- Peter to school yesterday. (walk)
- They a museum last week. (visit)
- You French last year. (study)
- In 2000 we high school. (finish)
- David from New York last week. (arrive)
- Mary the bag of cookies. (open)
- You to music a few minutes ago. (listen)
Westward expansion and slavery
Instructions: : Fill in the gaps with the past tense of the verbs in parenthesis.
The question of whether or not slavery would be allowed in the new western states (shadow) every conversation about the frontier. The Congress (stipulate) that slavery would be prohibited north of the southern boundary of Missouri (the 36º30’ parallel) in the rest of the Louisiana Purchase. However, the Missouri Compromise did not apply to new territories that were not part of the Louisiana Purchase, and so the issue of slavery (continue) to fester as the nation (expand). The Southern economy grew increasingly dependent on “King Cotton” and the system of forced labor that (sustain) it. Meanwhile, more and more Northerners came to believe that the expansion of slavery (impinge) upon their own liberty, both as citizens–the pro-slavery majority in Congress did not seem to represent their interests–and as yeoman farmers.
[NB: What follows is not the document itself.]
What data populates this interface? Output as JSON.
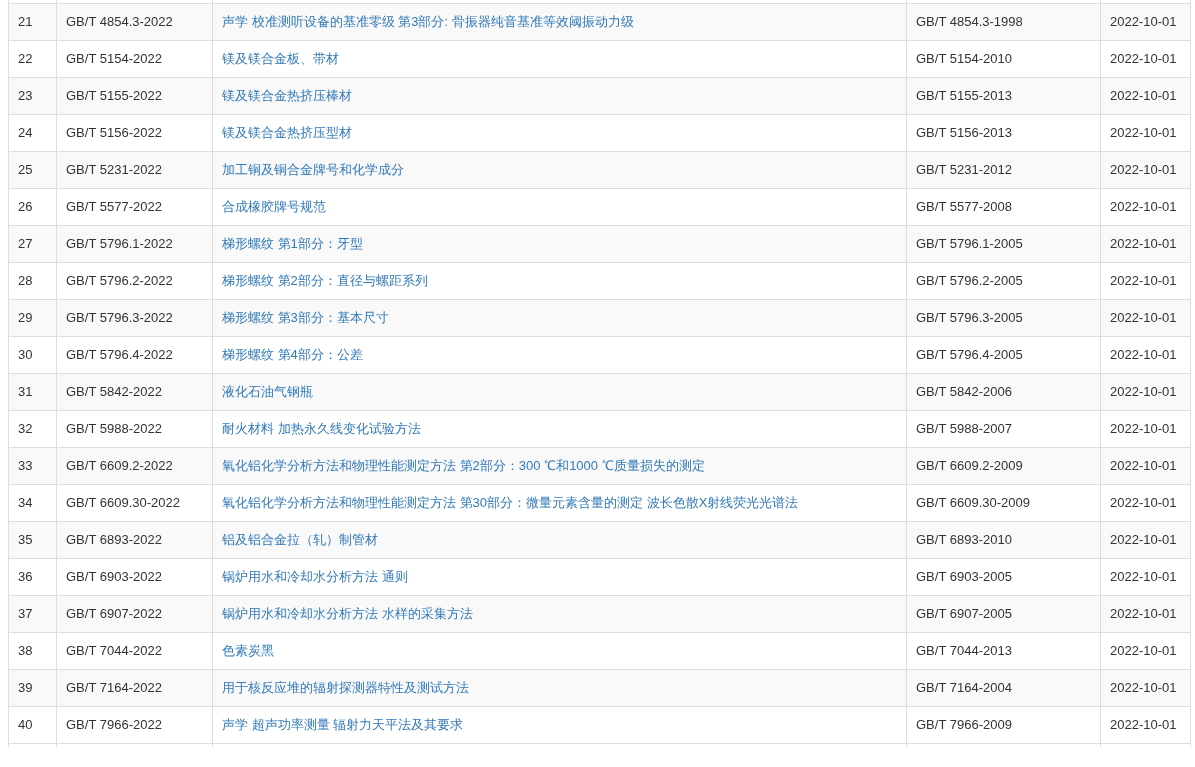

They did not necessarily object to slavery itself, but they (resent) the way its expansion (seem) to interfere with their own economic opportunity.
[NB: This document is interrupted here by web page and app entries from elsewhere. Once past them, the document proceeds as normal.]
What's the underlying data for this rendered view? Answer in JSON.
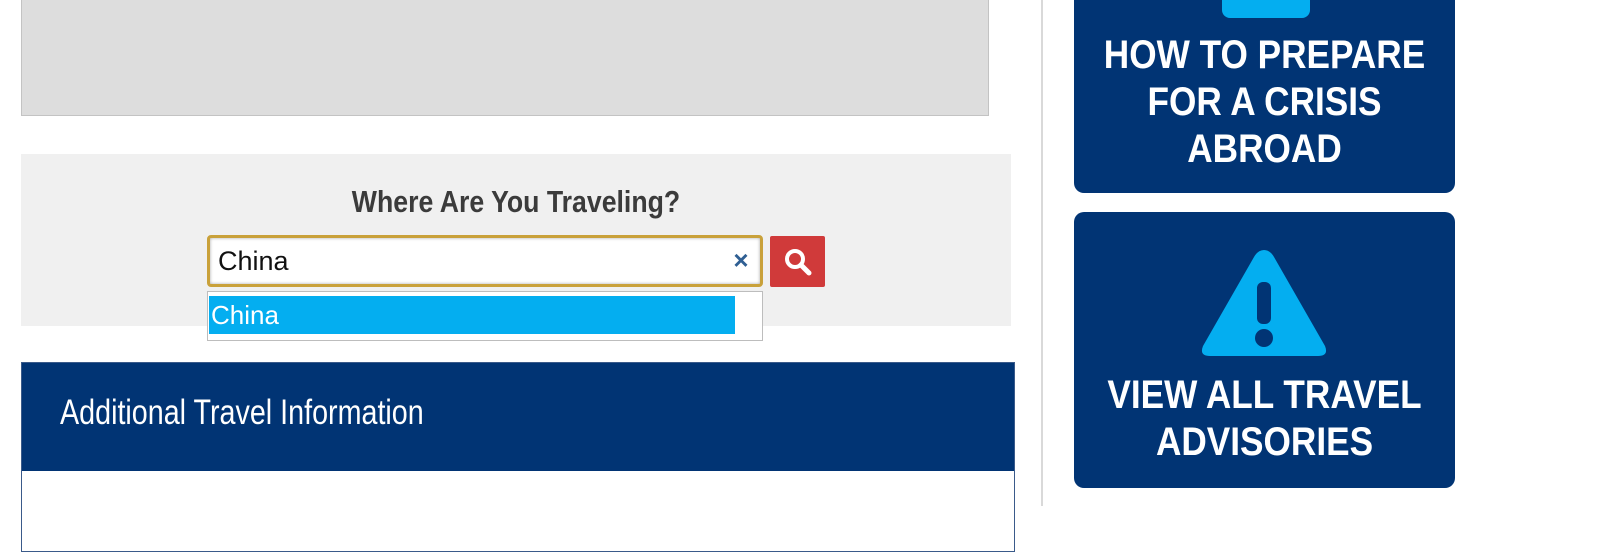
{
  "search": {
    "title": "Where Are You Traveling?",
    "value": "China",
    "clear_icon": "×",
    "suggestions": [
      "China"
    ]
  },
  "info": {
    "header": "Additional Travel Information"
  },
  "tiles": [
    {
      "label": "HOW TO PREPARE FOR A CRISIS ABROAD",
      "lines": [
        "HOW TO PREPARE",
        "FOR A CRISIS",
        "ABROAD"
      ]
    },
    {
      "label": "VIEW ALL TRAVEL ADVISORIES",
      "lines": [
        "VIEW ALL TRAVEL",
        "ADVISORIES"
      ]
    }
  ],
  "colors": {
    "navy": "#013474",
    "accent_blue": "#04aef0",
    "search_red": "#d03a3a",
    "focus_gold": "#c9a13a",
    "panel_gray": "#f0f0f0"
  },
  "icons": {
    "search_button": "magnifier-icon",
    "clear": "close-icon",
    "tile_2": "warning-triangle-icon"
  }
}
Westward expansion and the Mexican war
Instructions: Choose the correct form of the verbs in the following sentences.
Despite this sectional conflict, Americans kept on migrating West in the years after the Missouri Compromise was adopted. Thousands of people placed/crossed the Rockies to the Oregon Territory, which belonged/stated to Great Britain, and thousands more changed/moved into the Mexican territories of California, New Mexico and Texas. In 1837, American settlers in Texas joined/petitioned with their Tejano neighbors (Texans of Spanish origin) and won independence from Mexico. They asked/petitioned to join the United States as a slave state. Thispromised/declared to upset the careful balance that the Missouri Compromise had achieved, and the annexation of Texas and other Mexican territories did not become a political priority until the expansionist cotton planter James K. Polk was elected to the presidency in 1844. Thanks to the maneuvering of Polk and his allies, Texas joined the Union as a slave state in February 1846; in June, after negotiations with Great Britain, Oregon joined/stayed as a free state.
That same month, Polk asked/declared war against Mexico, claiming (falsely) that the Mexican army had “invaded our territory and shed American blood on American soil.” The war stated/proved to be relatively unpopular, in part because many Northerners objected/agreed to what they saw as a war to expand the “slaveocracy.” In 1846, Pennsylvania Congressman David Wilmot added/attached a proviso to a war-appropriations bill declaring that slavery should not be permitted in any part of the Mexican territory that the U.S. might acquire. Wilmot’s measure failed/succeded to pass, but it made explicit once again the sectional conflict that haunted/shouted the process of westward expansion.